__WHAT YOU NEED TO DO__. Every record, down to the last line, must be given again exactly.

══ DATASET RECORDS

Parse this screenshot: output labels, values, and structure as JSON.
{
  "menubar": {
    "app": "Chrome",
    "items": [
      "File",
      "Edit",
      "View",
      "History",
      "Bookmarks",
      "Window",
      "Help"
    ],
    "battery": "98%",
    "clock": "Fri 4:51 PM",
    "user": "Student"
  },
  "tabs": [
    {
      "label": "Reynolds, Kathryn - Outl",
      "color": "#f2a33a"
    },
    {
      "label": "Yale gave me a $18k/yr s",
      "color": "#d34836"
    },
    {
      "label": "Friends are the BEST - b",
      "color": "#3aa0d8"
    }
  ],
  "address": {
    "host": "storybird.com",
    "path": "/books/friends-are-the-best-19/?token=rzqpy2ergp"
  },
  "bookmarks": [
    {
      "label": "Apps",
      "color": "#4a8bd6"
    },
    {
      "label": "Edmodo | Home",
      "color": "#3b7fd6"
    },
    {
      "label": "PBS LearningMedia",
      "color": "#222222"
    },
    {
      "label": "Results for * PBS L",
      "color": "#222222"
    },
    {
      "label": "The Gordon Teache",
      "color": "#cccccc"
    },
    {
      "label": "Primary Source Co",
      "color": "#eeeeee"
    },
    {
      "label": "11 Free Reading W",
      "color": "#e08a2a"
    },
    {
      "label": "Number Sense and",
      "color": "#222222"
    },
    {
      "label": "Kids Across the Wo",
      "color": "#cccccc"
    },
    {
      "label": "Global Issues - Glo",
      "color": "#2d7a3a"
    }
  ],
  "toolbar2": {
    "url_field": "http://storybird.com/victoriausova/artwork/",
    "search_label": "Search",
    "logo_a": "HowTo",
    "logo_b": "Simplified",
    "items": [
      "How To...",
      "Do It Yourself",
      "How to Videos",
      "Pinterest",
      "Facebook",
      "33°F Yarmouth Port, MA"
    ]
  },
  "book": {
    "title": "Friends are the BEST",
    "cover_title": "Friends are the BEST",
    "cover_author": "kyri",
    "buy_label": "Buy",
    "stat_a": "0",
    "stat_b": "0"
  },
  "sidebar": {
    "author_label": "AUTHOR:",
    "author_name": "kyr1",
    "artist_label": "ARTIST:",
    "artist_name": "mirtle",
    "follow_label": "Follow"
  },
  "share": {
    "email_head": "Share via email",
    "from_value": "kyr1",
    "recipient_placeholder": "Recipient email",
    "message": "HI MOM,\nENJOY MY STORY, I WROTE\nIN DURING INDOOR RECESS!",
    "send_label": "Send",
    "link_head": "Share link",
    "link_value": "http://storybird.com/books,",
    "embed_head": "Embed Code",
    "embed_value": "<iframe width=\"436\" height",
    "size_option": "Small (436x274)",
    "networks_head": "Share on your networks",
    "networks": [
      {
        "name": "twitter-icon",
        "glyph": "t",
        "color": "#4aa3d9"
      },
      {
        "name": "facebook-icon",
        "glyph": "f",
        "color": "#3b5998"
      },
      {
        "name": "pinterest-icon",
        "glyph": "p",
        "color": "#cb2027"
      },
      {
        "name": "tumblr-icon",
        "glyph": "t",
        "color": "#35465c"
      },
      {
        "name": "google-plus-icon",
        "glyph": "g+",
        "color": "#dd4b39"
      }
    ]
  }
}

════

__RESPONSE FOR THIS EXERCISE__.
Parse this screenshot: output labels, values, and structure as JSON.
{
  "menubar": {
    "app": "Chrome",
    "items": [
      "File",
      "Edit",
      "View",
      "History",
      "Bookmarks",
      "Window",
      "Help"
    ],
    "battery": "98%",
    "clock": "Fri 4:51 PM",
    "user": "Student"
  },
  "tabs": [
    {
      "label": "Reynolds, Kathryn - Outl",
      "color": "#f2a33a"
    },
    {
      "label": "Yale gave me a $18k/yr s",
      "color": "#d34836"
    },
    {
      "label": "Friends are the BEST - b",
      "color": "#3aa0d8"
    }
  ],
  "address": {
    "host": "storybird.com",
    "path": "/books/friends-are-the-best-19/?token=rzqpy2ergp"
  },
  "bookmarks": [
    {
      "label": "Apps",
      "color": "#4a8bd6"
    },
    {
      "label": "Edmodo | Home",
      "color": "#3b7fd6"
    },
    {
      "label": "PBS LearningMedia",
      "color": "#222222"
    },
    {
      "label": "Results for * PBS L",
      "color": "#222222"
    },
    {
      "label": "The Gordon Teache",
      "color": "#cccccc"
    },
    {
      "label": "Primary Source Co",
      "color": "#eeeeee"
    },
    {
      "label": "11 Free Reading W",
      "color": "#e08a2a"
    },
    {
      "label": "Number Sense and",
      "color": "#222222"
    },
    {
      "label": "Kids Across the Wo",
      "color": "#cccccc"
    },
    {
      "label": "Global Issues - Glo",
      "color": "#2d7a3a"
    }
  ],
  "toolbar2": {
    "url_field": "http://storybird.com/victoriausova/artwork/",
    "search_label": "Search",
    "logo_a": "HowTo",
    "logo_b": "Simplified",
    "items": [
      "How To...",
      "Do It Yourself",
      "How to Videos",
      "Pinterest",
      "Facebook",
      "33°F Yarmouth Port, MA"
    ]
  },
  "book": {
    "title": "Friends are the BEST",
    "cover_title": "Friends are the BEST",
    "cover_author": "kyri",
    "buy_label": "Buy",
    "stat_a": "0",
    "stat_b": "0"
  },
  "sidebar": {
    "author_label": "AUTHOR:",
    "author_name": "kyr1",
    "artist_label": "ARTIST:",
    "artist_name": "mirtle",
    "follow_label": "Follow"
  },
  "share": {
    "email_head": "Share via email",
    "from_value": "kyr1",
    "recipient_placeholder": "Recipient email",
    "message": "HI MOM,\nENJOY MY STORY, I WROTE\nIN DURING INDOOR RECESS!",
    "send_label": "Send",
    "link_head": "Share link",
    "link_value": "http://storybird.com/books,",
    "embed_head": "Embed Code",
    "embed_value": "<iframe width=\"436\" height",
    "size_option": "Small (436x274)",
    "networks_head": "Share on your networks",
    "networks": [
      {
        "name": "twitter-icon",
        "glyph": "t",
        "color": "#4aa3d9"
      },
      {
        "name": "facebook-icon",
        "glyph": "f",
        "color": "#3b5998"
      },
      {
        "name": "pinterest-icon",
        "glyph": "p",
        "color": "#cb2027"
      },
      {
        "name": "tumblr-icon",
        "glyph": "t",
        "color": "#35465c"
      },
      {
        "name": "google-plus-icon",
        "glyph": "g+",
        "color": "#dd4b39"
      }
    ]
  }
}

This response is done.